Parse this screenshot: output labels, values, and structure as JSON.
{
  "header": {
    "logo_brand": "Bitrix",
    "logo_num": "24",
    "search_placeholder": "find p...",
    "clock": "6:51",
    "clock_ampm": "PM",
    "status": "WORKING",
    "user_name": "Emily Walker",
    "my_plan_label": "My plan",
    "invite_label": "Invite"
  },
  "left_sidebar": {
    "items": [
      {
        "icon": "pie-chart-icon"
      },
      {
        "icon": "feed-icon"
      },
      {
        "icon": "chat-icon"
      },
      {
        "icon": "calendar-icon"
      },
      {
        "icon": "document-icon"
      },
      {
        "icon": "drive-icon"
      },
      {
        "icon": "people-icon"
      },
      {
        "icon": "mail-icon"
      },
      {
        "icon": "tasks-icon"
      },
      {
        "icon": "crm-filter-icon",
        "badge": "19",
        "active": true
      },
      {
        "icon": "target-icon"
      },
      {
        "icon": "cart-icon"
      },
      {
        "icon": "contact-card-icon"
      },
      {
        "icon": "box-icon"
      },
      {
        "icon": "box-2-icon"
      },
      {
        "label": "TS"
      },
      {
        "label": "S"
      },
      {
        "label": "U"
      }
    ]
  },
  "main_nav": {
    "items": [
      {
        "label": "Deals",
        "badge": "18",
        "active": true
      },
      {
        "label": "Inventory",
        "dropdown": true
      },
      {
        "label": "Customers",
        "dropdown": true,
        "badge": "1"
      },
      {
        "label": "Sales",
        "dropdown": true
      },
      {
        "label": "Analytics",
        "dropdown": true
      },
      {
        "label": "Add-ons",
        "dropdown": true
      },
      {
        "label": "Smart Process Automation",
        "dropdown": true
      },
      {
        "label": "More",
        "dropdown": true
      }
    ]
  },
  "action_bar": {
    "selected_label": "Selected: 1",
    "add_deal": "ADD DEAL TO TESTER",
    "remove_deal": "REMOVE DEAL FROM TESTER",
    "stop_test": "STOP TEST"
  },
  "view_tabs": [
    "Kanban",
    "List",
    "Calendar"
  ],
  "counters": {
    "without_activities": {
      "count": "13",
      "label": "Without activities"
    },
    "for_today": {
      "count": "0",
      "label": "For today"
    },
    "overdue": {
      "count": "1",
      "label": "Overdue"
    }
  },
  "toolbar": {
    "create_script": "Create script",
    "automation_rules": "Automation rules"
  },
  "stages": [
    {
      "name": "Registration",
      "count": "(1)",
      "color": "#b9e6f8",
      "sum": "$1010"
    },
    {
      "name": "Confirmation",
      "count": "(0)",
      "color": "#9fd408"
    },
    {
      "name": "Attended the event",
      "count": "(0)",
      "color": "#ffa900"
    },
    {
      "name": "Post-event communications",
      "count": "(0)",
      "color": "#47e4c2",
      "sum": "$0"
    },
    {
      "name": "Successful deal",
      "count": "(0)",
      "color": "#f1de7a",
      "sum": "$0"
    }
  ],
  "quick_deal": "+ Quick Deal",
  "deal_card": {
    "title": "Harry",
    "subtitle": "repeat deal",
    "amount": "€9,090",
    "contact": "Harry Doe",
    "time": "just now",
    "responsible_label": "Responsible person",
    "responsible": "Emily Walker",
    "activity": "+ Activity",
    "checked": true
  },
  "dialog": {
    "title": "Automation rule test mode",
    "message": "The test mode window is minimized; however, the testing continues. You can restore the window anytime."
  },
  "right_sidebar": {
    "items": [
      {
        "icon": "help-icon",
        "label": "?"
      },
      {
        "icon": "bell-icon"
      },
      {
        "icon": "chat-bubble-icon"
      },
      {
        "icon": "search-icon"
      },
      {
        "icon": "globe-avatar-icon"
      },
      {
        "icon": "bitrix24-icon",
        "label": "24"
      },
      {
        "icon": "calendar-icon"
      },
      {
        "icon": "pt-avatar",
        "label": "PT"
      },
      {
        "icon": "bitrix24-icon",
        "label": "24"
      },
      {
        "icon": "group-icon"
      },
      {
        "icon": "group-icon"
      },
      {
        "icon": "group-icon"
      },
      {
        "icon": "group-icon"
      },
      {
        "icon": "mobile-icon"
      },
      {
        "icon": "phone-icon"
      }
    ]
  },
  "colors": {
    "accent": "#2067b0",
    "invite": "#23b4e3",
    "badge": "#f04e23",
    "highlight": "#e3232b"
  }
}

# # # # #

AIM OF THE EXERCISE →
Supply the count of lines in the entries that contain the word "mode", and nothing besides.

FINISHED EXERCISE →
2